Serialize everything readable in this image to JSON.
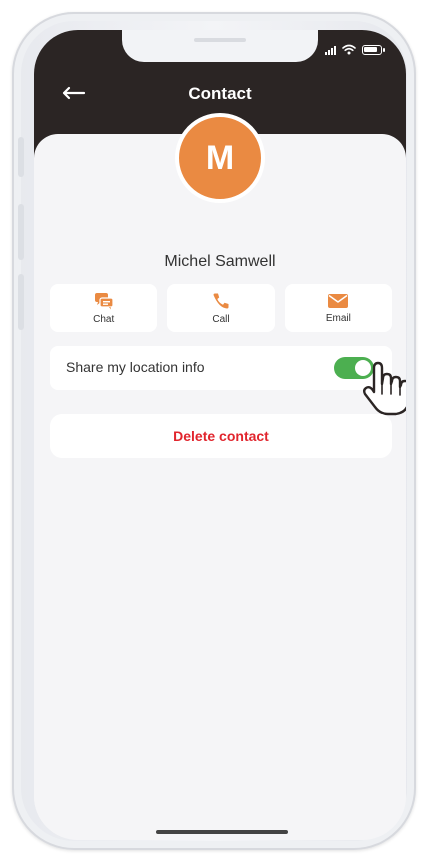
{
  "header": {
    "title": "Contact",
    "back_icon": "arrow-left-icon"
  },
  "status_bar": {
    "icons": [
      "signal-icon",
      "wifi-icon",
      "battery-icon"
    ]
  },
  "contact": {
    "initial": "M",
    "name": "Michel Samwell",
    "avatar_color": "#ea8a42"
  },
  "actions": [
    {
      "label": "Chat",
      "icon": "chat-icon"
    },
    {
      "label": "Call",
      "icon": "phone-icon"
    },
    {
      "label": "Email",
      "icon": "email-icon"
    }
  ],
  "location_share": {
    "label": "Share my location info",
    "enabled": true,
    "toggle_color": "#4caf50"
  },
  "delete": {
    "label": "Delete contact",
    "color": "#e1252d"
  },
  "colors": {
    "header_bg": "#2b2524",
    "accent": "#ea8a42",
    "background": "#f5f5f7"
  }
}
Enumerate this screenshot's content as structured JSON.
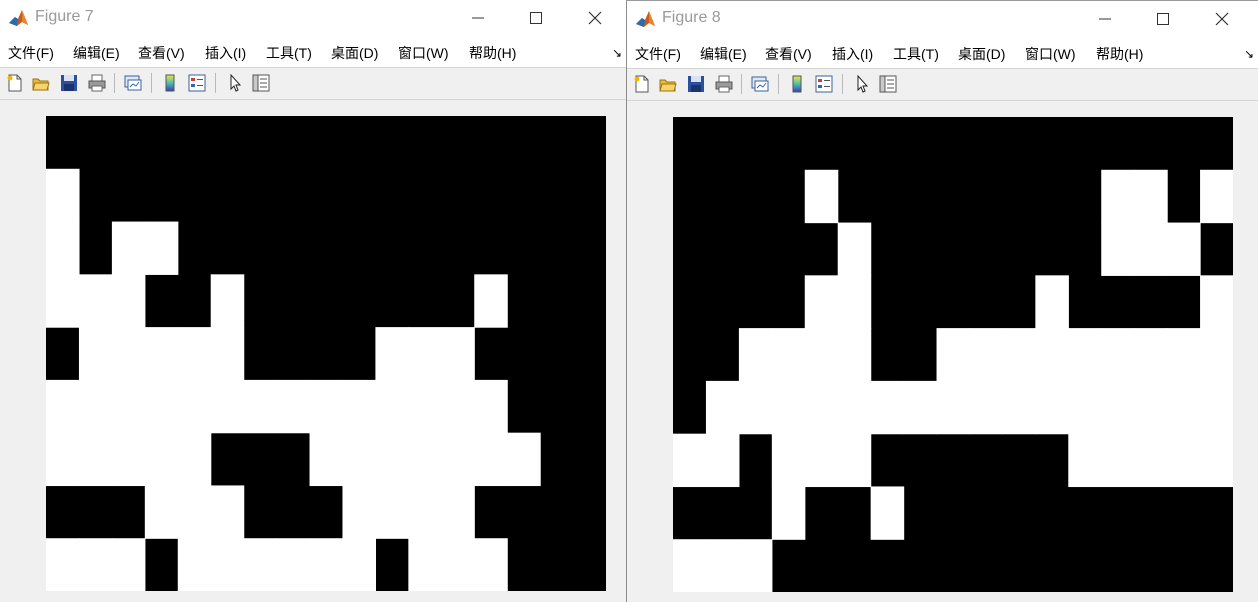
{
  "figures": [
    {
      "title": "Figure 7",
      "menu": [
        "文件(F)",
        "编辑(E)",
        "查看(V)",
        "插入(I)",
        "工具(T)",
        "桌面(D)",
        "窗口(W)",
        "帮助(H)"
      ],
      "toolbar": [
        "new-figure",
        "open-file",
        "save",
        "print",
        "link-plot",
        "colorbar",
        "legend",
        "edit-plot",
        "property-inspector"
      ],
      "image": {
        "rows": 9,
        "cols": 17,
        "white_rows": [
          [],
          [
            0
          ],
          [
            0,
            2,
            3
          ],
          [
            0,
            1,
            2,
            5,
            13
          ],
          [
            1,
            2,
            3,
            4,
            5,
            10,
            11,
            12
          ],
          [
            0,
            1,
            2,
            3,
            4,
            5,
            6,
            7,
            8,
            9,
            10,
            11,
            12,
            13
          ],
          [
            0,
            1,
            2,
            3,
            4,
            8,
            9,
            10,
            11,
            12,
            13,
            14
          ],
          [
            3,
            4,
            5,
            9,
            10,
            11,
            12
          ],
          [
            0,
            1,
            2,
            4,
            5,
            6,
            7,
            8,
            9,
            11,
            12,
            13
          ]
        ]
      }
    },
    {
      "title": "Figure 8",
      "menu": [
        "文件(F)",
        "编辑(E)",
        "查看(V)",
        "插入(I)",
        "工具(T)",
        "桌面(D)",
        "窗口(W)",
        "帮助(H)"
      ],
      "toolbar": [
        "new-figure",
        "open-file",
        "save",
        "print",
        "link-plot",
        "colorbar",
        "legend",
        "edit-plot",
        "property-inspector"
      ],
      "image": {
        "rows": 9,
        "cols": 17,
        "white_rows": [
          [],
          [
            4,
            13,
            14,
            16
          ],
          [
            5,
            13,
            14,
            15
          ],
          [
            4,
            5,
            11,
            16
          ],
          [
            2,
            3,
            4,
            5,
            8,
            9,
            10,
            11,
            12,
            13,
            14,
            15,
            16
          ],
          [
            1,
            2,
            3,
            4,
            5,
            6,
            7,
            8,
            9,
            10,
            11,
            12,
            13,
            14,
            15,
            16
          ],
          [
            0,
            1,
            3,
            4,
            5,
            12,
            13,
            14,
            15,
            16
          ],
          [
            3,
            6
          ],
          [
            0,
            1,
            2
          ]
        ]
      }
    }
  ]
}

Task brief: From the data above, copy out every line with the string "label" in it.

Problem solution:
      "label": "Chat",
      "label": "Call",
      "label": "Email",
    "label": "Share my location info",
    "label": "Delete contact",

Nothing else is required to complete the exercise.